## REQUIRED WORK
Using the material below, copy every line where "this" appears.

## EXERCISE INPUTS
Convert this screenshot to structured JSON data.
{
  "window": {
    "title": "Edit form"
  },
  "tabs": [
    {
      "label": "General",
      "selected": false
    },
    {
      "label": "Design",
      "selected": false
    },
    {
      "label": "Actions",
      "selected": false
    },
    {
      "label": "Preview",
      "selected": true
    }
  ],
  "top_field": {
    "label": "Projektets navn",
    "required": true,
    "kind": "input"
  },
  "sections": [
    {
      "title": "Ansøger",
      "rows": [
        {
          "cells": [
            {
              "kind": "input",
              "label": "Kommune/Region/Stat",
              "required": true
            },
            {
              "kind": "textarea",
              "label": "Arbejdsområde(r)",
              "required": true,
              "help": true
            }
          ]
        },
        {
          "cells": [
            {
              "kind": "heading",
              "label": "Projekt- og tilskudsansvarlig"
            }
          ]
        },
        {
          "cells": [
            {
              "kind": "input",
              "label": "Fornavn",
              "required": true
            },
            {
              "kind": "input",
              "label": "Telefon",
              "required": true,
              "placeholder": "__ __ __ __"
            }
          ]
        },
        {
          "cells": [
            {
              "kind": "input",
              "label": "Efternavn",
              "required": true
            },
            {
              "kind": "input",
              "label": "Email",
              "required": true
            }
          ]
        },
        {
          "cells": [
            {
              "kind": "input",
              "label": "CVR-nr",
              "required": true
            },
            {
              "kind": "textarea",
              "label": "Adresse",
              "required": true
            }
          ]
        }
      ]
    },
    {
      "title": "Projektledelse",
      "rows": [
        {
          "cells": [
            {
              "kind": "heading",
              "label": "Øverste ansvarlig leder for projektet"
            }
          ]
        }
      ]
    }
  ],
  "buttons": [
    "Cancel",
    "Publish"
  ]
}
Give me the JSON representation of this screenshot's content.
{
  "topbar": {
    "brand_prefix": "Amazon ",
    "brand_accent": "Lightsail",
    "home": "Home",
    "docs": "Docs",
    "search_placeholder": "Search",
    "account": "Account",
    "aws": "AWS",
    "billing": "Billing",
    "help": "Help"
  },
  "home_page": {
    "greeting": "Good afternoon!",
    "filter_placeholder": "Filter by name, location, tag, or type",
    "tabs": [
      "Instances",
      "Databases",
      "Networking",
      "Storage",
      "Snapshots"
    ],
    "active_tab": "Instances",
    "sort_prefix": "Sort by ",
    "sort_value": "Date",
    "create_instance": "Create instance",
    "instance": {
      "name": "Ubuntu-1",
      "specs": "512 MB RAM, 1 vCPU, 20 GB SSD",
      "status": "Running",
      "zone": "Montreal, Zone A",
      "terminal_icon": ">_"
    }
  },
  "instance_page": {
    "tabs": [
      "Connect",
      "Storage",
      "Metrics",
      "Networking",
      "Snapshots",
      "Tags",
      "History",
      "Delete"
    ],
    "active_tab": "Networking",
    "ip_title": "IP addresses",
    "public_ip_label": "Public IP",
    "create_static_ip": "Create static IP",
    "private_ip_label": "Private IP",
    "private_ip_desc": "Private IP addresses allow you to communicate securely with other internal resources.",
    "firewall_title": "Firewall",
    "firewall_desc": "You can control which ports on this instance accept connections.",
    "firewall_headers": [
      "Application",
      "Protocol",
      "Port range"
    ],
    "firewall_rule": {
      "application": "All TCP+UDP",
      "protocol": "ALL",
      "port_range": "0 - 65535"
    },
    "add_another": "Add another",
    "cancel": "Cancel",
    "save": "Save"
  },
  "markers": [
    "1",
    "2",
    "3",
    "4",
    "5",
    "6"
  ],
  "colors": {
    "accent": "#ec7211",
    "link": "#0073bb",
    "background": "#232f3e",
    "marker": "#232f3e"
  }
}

## YOUR SOLUTION
Convert this screenshot to structured JSON data.
Give me the JSON representation of this screenshot's content.
    "firewall_desc": "You can control which ports on this instance accept connections.",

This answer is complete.